Exercise requirements
Where a line below includes the word "content", copy that line.
——————————
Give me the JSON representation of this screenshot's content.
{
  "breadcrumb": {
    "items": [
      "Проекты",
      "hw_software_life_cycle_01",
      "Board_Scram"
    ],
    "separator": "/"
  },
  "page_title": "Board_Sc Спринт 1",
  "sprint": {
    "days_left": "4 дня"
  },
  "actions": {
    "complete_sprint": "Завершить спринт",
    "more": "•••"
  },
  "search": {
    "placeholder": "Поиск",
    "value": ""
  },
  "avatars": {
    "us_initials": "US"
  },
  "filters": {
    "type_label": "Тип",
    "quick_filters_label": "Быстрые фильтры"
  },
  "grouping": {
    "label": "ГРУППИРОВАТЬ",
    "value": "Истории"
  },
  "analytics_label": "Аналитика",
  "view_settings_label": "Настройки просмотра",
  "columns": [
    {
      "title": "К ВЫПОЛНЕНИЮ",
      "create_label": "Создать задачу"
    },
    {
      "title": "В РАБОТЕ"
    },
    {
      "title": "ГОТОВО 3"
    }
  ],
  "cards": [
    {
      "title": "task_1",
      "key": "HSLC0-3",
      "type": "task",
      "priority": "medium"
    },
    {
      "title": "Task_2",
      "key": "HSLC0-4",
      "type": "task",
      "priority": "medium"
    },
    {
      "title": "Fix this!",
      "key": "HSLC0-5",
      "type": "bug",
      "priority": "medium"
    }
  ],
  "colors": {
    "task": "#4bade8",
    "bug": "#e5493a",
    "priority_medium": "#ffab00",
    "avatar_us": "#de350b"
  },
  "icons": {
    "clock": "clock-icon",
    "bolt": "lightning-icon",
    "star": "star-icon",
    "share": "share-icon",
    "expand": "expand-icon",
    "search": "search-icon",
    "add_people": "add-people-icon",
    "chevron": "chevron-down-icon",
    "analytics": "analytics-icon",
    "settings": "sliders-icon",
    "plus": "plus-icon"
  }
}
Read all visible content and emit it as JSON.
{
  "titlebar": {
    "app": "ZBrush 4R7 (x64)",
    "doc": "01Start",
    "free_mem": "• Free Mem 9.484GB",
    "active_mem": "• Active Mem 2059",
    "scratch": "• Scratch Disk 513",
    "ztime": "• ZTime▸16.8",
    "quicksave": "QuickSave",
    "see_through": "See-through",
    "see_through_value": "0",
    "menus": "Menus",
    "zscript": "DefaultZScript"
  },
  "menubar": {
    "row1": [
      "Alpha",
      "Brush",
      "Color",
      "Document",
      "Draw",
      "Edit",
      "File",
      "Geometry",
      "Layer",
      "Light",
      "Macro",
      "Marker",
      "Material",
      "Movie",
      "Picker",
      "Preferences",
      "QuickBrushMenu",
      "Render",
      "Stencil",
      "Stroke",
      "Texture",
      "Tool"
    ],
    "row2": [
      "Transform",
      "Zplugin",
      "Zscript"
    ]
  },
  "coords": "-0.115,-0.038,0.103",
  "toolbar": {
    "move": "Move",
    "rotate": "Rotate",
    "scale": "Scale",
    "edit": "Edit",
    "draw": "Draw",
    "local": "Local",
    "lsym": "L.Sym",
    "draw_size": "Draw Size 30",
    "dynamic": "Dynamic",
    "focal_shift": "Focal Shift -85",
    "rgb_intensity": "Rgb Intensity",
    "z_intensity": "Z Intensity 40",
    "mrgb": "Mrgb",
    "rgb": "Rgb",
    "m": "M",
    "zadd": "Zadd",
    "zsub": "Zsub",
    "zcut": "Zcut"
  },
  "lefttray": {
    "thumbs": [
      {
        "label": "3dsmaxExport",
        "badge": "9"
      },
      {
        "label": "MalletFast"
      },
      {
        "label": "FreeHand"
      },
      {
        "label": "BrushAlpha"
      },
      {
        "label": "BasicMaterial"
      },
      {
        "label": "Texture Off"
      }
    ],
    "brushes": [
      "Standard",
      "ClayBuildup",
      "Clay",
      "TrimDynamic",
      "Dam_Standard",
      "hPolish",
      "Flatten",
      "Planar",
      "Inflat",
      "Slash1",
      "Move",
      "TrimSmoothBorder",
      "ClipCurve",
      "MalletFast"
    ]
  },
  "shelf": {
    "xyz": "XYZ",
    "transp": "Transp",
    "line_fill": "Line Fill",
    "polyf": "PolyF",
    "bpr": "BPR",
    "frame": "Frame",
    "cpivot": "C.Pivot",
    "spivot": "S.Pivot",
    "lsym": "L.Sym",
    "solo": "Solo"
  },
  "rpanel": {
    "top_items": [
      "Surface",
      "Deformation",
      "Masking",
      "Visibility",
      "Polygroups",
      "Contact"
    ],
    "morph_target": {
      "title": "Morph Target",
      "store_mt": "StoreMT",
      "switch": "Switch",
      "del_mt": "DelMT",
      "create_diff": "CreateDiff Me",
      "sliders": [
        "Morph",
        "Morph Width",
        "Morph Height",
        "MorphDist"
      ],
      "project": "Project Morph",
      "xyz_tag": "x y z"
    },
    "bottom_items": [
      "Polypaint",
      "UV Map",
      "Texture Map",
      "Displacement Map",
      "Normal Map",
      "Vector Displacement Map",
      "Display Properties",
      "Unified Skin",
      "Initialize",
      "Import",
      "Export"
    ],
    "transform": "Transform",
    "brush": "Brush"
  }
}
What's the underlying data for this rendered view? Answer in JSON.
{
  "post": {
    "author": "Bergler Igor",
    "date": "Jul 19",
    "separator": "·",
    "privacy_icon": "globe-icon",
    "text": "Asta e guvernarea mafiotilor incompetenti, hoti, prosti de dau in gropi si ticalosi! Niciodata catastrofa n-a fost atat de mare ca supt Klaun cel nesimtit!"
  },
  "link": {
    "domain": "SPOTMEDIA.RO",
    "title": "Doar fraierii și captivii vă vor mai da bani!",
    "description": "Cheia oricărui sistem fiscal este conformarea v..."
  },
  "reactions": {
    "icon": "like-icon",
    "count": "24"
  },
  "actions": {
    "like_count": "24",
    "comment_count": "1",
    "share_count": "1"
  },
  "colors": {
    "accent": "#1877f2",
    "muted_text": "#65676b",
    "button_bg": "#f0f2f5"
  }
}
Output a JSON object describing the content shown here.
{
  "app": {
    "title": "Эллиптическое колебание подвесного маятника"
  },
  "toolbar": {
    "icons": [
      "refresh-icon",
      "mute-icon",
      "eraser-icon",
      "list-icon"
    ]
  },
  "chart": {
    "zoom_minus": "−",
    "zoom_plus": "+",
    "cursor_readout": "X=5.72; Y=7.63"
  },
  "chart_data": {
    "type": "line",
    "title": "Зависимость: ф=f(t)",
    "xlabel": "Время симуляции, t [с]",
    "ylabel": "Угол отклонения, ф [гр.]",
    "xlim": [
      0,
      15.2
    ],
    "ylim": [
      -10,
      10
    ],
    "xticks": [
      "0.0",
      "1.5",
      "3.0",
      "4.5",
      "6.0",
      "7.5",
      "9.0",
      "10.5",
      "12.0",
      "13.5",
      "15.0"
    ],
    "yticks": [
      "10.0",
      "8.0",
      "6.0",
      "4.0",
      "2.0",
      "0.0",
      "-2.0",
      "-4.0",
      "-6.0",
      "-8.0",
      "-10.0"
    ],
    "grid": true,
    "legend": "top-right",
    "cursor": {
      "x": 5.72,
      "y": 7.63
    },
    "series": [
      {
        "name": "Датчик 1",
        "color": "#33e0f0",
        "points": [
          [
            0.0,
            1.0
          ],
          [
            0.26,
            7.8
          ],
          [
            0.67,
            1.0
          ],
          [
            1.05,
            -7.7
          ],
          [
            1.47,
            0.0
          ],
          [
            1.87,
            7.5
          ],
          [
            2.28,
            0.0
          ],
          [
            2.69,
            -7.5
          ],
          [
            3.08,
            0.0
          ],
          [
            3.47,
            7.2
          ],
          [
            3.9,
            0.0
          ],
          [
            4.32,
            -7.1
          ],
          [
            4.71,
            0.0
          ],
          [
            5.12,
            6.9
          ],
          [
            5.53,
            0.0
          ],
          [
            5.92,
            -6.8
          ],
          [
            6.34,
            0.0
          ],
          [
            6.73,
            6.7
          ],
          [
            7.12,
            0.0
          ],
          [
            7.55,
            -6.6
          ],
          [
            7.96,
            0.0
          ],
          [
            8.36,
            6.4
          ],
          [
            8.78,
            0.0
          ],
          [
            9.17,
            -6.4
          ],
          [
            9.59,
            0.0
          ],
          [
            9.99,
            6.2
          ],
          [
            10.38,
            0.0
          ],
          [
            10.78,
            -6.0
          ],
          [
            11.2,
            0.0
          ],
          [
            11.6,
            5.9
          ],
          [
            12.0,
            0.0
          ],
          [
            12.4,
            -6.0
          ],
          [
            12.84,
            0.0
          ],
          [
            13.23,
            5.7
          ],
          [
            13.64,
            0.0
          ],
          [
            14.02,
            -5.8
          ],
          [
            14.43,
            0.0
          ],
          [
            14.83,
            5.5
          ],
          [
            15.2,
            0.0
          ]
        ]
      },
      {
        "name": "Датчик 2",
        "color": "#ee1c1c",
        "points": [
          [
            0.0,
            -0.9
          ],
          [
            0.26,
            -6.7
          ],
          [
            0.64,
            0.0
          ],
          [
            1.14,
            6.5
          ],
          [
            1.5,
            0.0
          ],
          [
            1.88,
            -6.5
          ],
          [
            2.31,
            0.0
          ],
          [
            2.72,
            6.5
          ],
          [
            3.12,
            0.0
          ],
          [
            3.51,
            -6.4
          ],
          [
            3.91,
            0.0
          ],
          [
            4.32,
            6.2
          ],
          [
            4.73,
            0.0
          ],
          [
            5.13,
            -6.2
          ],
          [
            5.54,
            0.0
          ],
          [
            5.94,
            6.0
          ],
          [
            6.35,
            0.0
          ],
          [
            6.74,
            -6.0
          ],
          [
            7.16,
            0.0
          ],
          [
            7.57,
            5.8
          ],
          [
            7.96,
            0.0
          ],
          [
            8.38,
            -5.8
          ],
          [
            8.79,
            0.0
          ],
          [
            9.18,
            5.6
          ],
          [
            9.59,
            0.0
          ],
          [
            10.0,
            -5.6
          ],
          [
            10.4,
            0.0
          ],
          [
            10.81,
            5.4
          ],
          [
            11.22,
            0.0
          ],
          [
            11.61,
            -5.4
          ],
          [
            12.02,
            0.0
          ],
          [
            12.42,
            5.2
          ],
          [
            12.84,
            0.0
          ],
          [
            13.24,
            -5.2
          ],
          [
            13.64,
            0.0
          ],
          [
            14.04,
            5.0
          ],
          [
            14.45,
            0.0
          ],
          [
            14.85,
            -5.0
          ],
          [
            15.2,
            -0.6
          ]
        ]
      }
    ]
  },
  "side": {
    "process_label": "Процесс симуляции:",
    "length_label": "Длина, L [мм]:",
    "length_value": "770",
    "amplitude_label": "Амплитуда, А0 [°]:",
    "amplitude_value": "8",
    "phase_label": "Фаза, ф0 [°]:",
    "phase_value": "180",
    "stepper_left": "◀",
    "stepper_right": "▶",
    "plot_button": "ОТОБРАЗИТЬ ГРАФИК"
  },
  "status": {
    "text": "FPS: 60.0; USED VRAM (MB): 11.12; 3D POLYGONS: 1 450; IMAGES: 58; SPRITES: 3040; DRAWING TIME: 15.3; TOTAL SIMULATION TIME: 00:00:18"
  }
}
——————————
Answer for the task
Give me the JSON representation of this screenshot's content.
Read all visible content and emit it as JSON.
Output a JSON object describing the content shown here.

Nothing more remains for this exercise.